(RECORDS PROVIDED begins)

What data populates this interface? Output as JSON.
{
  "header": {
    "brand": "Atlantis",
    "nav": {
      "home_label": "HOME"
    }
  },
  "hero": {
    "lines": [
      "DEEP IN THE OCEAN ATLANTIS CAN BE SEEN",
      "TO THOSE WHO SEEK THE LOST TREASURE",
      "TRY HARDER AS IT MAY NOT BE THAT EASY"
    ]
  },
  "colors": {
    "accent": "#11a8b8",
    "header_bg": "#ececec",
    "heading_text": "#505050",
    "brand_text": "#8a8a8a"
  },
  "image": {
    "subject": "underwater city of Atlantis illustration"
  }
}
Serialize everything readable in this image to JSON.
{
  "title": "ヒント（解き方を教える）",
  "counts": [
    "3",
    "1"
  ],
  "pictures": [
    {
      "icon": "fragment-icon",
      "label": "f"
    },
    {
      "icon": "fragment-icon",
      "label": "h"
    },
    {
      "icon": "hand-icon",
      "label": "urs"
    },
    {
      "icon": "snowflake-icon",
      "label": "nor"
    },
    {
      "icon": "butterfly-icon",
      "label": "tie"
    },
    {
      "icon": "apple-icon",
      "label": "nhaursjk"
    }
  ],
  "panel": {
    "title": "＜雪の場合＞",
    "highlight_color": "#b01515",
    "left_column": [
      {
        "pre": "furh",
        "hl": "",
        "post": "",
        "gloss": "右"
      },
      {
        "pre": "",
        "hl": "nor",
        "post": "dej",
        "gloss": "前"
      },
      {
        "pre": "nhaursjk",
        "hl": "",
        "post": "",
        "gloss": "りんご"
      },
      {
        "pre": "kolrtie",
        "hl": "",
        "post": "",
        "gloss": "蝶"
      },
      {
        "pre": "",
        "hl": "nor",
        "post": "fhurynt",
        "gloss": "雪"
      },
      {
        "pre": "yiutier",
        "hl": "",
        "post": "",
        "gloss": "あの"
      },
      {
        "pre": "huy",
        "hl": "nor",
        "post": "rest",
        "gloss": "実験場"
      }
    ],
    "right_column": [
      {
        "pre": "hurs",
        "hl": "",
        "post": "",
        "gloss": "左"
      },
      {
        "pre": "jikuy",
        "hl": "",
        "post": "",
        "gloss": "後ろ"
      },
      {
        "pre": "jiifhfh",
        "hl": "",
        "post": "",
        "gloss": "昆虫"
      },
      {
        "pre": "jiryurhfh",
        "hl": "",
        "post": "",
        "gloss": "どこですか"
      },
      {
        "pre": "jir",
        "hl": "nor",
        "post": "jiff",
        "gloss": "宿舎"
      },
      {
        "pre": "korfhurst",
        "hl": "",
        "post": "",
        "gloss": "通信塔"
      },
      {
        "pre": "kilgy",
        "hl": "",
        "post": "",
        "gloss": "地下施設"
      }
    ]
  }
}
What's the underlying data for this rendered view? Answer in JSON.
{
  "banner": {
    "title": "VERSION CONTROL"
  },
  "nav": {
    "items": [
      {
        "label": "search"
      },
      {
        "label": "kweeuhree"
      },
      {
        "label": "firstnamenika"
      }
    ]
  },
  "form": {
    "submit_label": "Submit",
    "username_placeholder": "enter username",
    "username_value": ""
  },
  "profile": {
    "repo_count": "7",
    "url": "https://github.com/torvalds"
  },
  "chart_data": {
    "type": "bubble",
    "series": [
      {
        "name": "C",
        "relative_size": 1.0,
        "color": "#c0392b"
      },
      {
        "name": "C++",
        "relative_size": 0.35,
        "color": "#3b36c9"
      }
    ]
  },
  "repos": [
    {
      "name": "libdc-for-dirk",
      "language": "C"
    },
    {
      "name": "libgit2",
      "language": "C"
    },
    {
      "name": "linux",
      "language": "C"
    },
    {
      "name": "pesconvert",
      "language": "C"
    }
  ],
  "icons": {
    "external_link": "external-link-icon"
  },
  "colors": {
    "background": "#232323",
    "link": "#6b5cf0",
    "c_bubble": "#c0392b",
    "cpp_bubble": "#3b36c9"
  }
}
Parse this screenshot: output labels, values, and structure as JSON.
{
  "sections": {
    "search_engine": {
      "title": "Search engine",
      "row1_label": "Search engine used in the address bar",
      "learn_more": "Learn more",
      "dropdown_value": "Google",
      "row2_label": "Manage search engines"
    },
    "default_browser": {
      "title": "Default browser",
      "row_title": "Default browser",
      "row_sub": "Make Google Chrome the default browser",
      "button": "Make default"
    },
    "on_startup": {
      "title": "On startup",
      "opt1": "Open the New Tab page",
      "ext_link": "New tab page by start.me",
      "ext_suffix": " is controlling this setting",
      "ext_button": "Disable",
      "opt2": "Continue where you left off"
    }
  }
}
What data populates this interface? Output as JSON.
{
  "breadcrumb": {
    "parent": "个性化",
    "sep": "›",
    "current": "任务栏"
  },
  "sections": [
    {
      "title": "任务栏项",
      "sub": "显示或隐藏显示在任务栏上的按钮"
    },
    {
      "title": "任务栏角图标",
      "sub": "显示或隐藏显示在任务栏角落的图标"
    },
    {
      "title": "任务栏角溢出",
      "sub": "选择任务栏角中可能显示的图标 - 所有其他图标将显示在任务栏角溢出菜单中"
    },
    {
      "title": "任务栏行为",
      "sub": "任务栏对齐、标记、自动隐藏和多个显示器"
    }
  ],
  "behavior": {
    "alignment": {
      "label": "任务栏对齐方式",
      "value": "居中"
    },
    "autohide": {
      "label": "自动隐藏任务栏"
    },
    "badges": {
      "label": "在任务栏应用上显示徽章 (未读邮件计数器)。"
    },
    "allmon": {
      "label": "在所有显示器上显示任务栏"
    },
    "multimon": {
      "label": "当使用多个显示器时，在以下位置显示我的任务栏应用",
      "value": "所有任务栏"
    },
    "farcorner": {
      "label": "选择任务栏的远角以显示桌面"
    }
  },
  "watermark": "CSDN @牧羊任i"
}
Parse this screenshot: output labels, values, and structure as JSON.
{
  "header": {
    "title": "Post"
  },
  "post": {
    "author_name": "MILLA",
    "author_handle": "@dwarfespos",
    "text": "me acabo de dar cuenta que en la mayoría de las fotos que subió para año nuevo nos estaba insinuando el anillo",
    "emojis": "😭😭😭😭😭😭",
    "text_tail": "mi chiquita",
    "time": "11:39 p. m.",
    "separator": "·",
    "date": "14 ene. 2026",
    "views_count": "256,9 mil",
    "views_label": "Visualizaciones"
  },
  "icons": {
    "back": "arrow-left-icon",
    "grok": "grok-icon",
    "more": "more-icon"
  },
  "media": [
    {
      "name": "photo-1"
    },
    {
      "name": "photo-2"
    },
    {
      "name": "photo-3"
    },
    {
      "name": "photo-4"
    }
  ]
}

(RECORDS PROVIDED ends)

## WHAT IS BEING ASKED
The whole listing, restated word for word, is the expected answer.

## TASK RESULT
What data populates this interface? Output as JSON.
{
  "header": {
    "brand": "Atlantis",
    "nav": {
      "home_label": "HOME"
    }
  },
  "hero": {
    "lines": [
      "DEEP IN THE OCEAN ATLANTIS CAN BE SEEN",
      "TO THOSE WHO SEEK THE LOST TREASURE",
      "TRY HARDER AS IT MAY NOT BE THAT EASY"
    ]
  },
  "colors": {
    "accent": "#11a8b8",
    "header_bg": "#ececec",
    "heading_text": "#505050",
    "brand_text": "#8a8a8a"
  },
  "image": {
    "subject": "underwater city of Atlantis illustration"
  }
}
Serialize everything readable in this image to JSON.
{
  "title": "ヒント（解き方を教える）",
  "counts": [
    "3",
    "1"
  ],
  "pictures": [
    {
      "icon": "fragment-icon",
      "label": "f"
    },
    {
      "icon": "fragment-icon",
      "label": "h"
    },
    {
      "icon": "hand-icon",
      "label": "urs"
    },
    {
      "icon": "snowflake-icon",
      "label": "nor"
    },
    {
      "icon": "butterfly-icon",
      "label": "tie"
    },
    {
      "icon": "apple-icon",
      "label": "nhaursjk"
    }
  ],
  "panel": {
    "title": "＜雪の場合＞",
    "highlight_color": "#b01515",
    "left_column": [
      {
        "pre": "furh",
        "hl": "",
        "post": "",
        "gloss": "右"
      },
      {
        "pre": "",
        "hl": "nor",
        "post": "dej",
        "gloss": "前"
      },
      {
        "pre": "nhaursjk",
        "hl": "",
        "post": "",
        "gloss": "りんご"
      },
      {
        "pre": "kolrtie",
        "hl": "",
        "post": "",
        "gloss": "蝶"
      },
      {
        "pre": "",
        "hl": "nor",
        "post": "fhurynt",
        "gloss": "雪"
      },
      {
        "pre": "yiutier",
        "hl": "",
        "post": "",
        "gloss": "あの"
      },
      {
        "pre": "huy",
        "hl": "nor",
        "post": "rest",
        "gloss": "実験場"
      }
    ],
    "right_column": [
      {
        "pre": "hurs",
        "hl": "",
        "post": "",
        "gloss": "左"
      },
      {
        "pre": "jikuy",
        "hl": "",
        "post": "",
        "gloss": "後ろ"
      },
      {
        "pre": "jiifhfh",
        "hl": "",
        "post": "",
        "gloss": "昆虫"
      },
      {
        "pre": "jiryurhfh",
        "hl": "",
        "post": "",
        "gloss": "どこですか"
      },
      {
        "pre": "jir",
        "hl": "nor",
        "post": "jiff",
        "gloss": "宿舎"
      },
      {
        "pre": "korfhurst",
        "hl": "",
        "post": "",
        "gloss": "通信塔"
      },
      {
        "pre": "kilgy",
        "hl": "",
        "post": "",
        "gloss": "地下施設"
      }
    ]
  }
}
What's the underlying data for this rendered view? Answer in JSON.
{
  "banner": {
    "title": "VERSION CONTROL"
  },
  "nav": {
    "items": [
      {
        "label": "search"
      },
      {
        "label": "kweeuhree"
      },
      {
        "label": "firstnamenika"
      }
    ]
  },
  "form": {
    "submit_label": "Submit",
    "username_placeholder": "enter username",
    "username_value": ""
  },
  "profile": {
    "repo_count": "7",
    "url": "https://github.com/torvalds"
  },
  "chart_data": {
    "type": "bubble",
    "series": [
      {
        "name": "C",
        "relative_size": 1.0,
        "color": "#c0392b"
      },
      {
        "name": "C++",
        "relative_size": 0.35,
        "color": "#3b36c9"
      }
    ]
  },
  "repos": [
    {
      "name": "libdc-for-dirk",
      "language": "C"
    },
    {
      "name": "libgit2",
      "language": "C"
    },
    {
      "name": "linux",
      "language": "C"
    },
    {
      "name": "pesconvert",
      "language": "C"
    }
  ],
  "icons": {
    "external_link": "external-link-icon"
  },
  "colors": {
    "background": "#232323",
    "link": "#6b5cf0",
    "c_bubble": "#c0392b",
    "cpp_bubble": "#3b36c9"
  }
}
Parse this screenshot: output labels, values, and structure as JSON.
{
  "sections": {
    "search_engine": {
      "title": "Search engine",
      "row1_label": "Search engine used in the address bar",
      "learn_more": "Learn more",
      "dropdown_value": "Google",
      "row2_label": "Manage search engines"
    },
    "default_browser": {
      "title": "Default browser",
      "row_title": "Default browser",
      "row_sub": "Make Google Chrome the default browser",
      "button": "Make default"
    },
    "on_startup": {
      "title": "On startup",
      "opt1": "Open the New Tab page",
      "ext_link": "New tab page by start.me",
      "ext_suffix": " is controlling this setting",
      "ext_button": "Disable",
      "opt2": "Continue where you left off"
    }
  }
}
What data populates this interface? Output as JSON.
{
  "breadcrumb": {
    "parent": "个性化",
    "sep": "›",
    "current": "任务栏"
  },
  "sections": [
    {
      "title": "任务栏项",
      "sub": "显示或隐藏显示在任务栏上的按钮"
    },
    {
      "title": "任务栏角图标",
      "sub": "显示或隐藏显示在任务栏角落的图标"
    },
    {
      "title": "任务栏角溢出",
      "sub": "选择任务栏角中可能显示的图标 - 所有其他图标将显示在任务栏角溢出菜单中"
    },
    {
      "title": "任务栏行为",
      "sub": "任务栏对齐、标记、自动隐藏和多个显示器"
    }
  ],
  "behavior": {
    "alignment": {
      "label": "任务栏对齐方式",
      "value": "居中"
    },
    "autohide": {
      "label": "自动隐藏任务栏"
    },
    "badges": {
      "label": "在任务栏应用上显示徽章 (未读邮件计数器)。"
    },
    "allmon": {
      "label": "在所有显示器上显示任务栏"
    },
    "multimon": {
      "label": "当使用多个显示器时，在以下位置显示我的任务栏应用",
      "value": "所有任务栏"
    },
    "farcorner": {
      "label": "选择任务栏的远角以显示桌面"
    }
  },
  "watermark": "CSDN @牧羊任i"
}
Parse this screenshot: output labels, values, and structure as JSON.
{
  "header": {
    "title": "Post"
  },
  "post": {
    "author_name": "MILLA",
    "author_handle": "@dwarfespos",
    "text": "me acabo de dar cuenta que en la mayoría de las fotos que subió para año nuevo nos estaba insinuando el anillo",
    "emojis": "😭😭😭😭😭😭",
    "text_tail": "mi chiquita",
    "time": "11:39 p. m.",
    "separator": "·",
    "date": "14 ene. 2026",
    "views_count": "256,9 mil",
    "views_label": "Visualizaciones"
  },
  "icons": {
    "back": "arrow-left-icon",
    "grok": "grok-icon",
    "more": "more-icon"
  },
  "media": [
    {
      "name": "photo-1"
    },
    {
      "name": "photo-2"
    },
    {
      "name": "photo-3"
    },
    {
      "name": "photo-4"
    }
  ]
}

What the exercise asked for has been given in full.